# Guess the frequency response of a filter with little information

I have a processing unit that does a nice EQ filtering on soundfiles. The only thing I can do is : I give the original .wav file, and the processing unit gives me back the filtered .wav. I have no other information than this.

I'd like to know the frequency response graph of this processing unit. How to do it ?

• 1) feed the unit with a "flat spectrum white noise", and see the spectrum of the filtered file? It works but it is not very accurate

• 2) feed the unit with sinewaves soundfile with frequency = 20, 30, 40, 50, etc... 20 000 Hz. Then I examine the response for each file... and I can draw a frequency response graph after 10 hours of work :)

• 3) feed the unit with a frequency sweep ? and then try to see what's the unit's reponse to this sweep ? How to decode the response into a nice frequency response graph ?

• 4) I imagine that there is another better solution?

Thank you.

• All of the methods that you proposed are viable options. The easiest is probably to feed the algorithm with white noise. Why do you feel like it isn't accurate? Oct 22 '13 at 15:50
• Method 1 with white noise is okay for having the general shape of the frequency response curve, but it is not accurate (I know it because I tried this method with some filters for which I knew frequency response, and the dB given by this empirical method is not accurate)
– Basj
Oct 22 '13 at 16:55
• The white noise approach becomes more accurate as you do it longer and average the results.
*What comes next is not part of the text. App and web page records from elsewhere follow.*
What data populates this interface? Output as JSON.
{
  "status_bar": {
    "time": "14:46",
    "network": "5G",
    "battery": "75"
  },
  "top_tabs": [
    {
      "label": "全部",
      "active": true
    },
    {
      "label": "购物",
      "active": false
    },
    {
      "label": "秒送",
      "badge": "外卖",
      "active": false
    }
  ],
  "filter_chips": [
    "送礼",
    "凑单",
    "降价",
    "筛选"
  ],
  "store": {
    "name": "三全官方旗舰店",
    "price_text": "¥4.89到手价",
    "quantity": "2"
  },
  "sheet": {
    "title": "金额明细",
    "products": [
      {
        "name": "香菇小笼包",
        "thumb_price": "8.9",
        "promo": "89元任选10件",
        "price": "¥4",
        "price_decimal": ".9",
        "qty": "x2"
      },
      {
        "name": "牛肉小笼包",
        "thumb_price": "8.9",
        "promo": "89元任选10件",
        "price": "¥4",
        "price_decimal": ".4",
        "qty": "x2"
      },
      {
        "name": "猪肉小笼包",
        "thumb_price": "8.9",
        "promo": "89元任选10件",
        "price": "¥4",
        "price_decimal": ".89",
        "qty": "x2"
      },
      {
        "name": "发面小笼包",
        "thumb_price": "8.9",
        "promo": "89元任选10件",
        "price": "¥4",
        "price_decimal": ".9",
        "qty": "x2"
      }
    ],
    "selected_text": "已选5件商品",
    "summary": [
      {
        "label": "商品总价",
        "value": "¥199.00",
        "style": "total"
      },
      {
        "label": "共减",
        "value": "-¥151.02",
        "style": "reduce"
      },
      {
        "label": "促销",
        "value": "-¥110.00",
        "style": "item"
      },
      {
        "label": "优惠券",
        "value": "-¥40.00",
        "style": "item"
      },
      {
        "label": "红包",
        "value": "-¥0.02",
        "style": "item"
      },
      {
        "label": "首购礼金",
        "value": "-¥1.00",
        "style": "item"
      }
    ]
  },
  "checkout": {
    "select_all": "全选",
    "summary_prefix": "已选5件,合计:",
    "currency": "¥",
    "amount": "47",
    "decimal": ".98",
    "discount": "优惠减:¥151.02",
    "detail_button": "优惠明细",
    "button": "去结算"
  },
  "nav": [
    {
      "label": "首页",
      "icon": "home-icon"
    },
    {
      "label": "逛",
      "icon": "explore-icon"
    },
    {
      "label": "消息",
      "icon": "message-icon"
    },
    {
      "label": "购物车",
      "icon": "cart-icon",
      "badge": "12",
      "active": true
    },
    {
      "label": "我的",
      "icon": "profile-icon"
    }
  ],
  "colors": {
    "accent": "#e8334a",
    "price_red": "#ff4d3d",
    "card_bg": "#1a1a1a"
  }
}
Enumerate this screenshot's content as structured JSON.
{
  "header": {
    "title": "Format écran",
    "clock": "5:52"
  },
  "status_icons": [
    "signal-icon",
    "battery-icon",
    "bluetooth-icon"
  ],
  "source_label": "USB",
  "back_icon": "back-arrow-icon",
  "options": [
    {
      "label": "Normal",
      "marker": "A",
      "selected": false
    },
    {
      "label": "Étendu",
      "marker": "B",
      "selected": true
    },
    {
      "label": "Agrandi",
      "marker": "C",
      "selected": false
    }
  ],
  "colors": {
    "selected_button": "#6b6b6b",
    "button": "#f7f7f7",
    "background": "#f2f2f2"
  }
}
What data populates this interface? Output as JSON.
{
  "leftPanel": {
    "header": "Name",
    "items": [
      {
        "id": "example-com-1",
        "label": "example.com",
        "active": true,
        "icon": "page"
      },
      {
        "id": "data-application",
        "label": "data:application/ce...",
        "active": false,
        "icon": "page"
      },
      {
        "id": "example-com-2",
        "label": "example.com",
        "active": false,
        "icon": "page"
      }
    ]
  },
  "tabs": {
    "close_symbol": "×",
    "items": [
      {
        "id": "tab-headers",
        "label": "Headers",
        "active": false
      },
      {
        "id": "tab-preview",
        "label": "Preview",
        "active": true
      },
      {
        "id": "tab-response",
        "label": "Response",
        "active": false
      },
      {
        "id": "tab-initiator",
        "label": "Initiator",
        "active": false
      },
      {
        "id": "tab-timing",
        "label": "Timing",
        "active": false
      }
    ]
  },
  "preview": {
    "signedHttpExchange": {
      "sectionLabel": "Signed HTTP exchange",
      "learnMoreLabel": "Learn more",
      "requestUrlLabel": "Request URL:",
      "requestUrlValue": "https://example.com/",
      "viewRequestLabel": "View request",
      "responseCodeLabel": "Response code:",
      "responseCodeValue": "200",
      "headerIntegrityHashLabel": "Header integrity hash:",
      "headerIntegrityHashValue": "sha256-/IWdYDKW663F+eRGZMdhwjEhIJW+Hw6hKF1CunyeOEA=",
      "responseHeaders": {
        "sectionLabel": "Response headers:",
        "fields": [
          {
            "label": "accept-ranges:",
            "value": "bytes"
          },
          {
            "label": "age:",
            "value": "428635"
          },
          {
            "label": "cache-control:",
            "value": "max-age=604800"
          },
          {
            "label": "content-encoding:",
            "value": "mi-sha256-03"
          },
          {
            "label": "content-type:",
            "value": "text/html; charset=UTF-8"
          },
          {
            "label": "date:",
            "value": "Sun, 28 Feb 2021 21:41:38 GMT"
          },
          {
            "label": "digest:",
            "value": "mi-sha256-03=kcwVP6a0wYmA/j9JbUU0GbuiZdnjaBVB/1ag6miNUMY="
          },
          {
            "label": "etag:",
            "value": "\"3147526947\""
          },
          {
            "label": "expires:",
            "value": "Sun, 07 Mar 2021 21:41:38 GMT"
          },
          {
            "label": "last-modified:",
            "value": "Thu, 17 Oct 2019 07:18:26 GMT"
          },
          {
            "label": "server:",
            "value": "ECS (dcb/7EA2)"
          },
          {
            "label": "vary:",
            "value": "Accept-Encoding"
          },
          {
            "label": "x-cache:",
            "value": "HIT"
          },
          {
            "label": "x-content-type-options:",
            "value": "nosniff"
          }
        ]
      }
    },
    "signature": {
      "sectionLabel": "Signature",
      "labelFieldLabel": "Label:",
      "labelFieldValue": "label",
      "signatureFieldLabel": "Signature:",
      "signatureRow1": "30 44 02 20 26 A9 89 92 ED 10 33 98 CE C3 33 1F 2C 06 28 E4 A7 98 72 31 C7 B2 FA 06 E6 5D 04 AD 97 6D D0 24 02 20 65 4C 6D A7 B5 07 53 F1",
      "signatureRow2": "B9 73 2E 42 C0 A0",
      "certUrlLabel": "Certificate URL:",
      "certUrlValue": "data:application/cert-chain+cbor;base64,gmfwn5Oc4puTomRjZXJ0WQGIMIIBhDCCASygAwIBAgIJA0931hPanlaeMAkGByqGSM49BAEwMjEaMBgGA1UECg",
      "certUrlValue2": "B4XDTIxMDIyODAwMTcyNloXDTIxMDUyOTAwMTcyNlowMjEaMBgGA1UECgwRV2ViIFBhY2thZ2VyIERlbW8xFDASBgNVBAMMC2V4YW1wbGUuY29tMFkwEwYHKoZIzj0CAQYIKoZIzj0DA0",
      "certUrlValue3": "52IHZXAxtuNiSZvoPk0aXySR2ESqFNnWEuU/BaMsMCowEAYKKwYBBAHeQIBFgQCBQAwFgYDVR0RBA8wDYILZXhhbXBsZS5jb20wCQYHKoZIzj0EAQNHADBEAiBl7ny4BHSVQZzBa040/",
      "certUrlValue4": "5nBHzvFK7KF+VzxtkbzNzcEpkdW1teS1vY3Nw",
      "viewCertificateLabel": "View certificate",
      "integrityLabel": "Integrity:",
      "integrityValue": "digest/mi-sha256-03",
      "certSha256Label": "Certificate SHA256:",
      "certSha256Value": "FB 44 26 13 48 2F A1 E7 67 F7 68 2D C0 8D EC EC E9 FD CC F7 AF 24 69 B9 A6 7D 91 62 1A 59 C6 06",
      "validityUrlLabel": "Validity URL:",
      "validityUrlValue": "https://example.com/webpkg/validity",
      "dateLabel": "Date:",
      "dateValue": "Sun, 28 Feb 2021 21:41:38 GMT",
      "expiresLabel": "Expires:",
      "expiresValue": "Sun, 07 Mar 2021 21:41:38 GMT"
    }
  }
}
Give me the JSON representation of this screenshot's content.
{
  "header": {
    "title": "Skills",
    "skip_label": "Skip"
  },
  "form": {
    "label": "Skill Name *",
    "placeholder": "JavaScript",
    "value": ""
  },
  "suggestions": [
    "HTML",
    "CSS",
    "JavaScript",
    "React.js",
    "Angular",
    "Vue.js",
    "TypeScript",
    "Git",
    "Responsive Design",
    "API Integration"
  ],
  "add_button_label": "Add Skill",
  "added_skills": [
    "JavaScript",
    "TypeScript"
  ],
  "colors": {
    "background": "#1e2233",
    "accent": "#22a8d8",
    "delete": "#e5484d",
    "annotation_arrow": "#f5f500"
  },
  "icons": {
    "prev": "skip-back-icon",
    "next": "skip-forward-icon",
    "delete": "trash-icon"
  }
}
In any given stretch of time the frequency of white noise will not be perfectly flat. It only flattens in long periods of time due to the "regression to the mean" effect. Oct 22 '13 at 17:10
• Yes that's true, I have noticed that the longer the white noise is, the best the shape of frequency response is. However, even with a very long time (e.g. 60 seconds), the frequency response graph made with method #1 (white noise) only gives poor result... the dB attenuations shown by the empirical graph are not the real dB attenuation of the "ideal frequency response graph"
– Basj
Oct 22 '13 at 18:43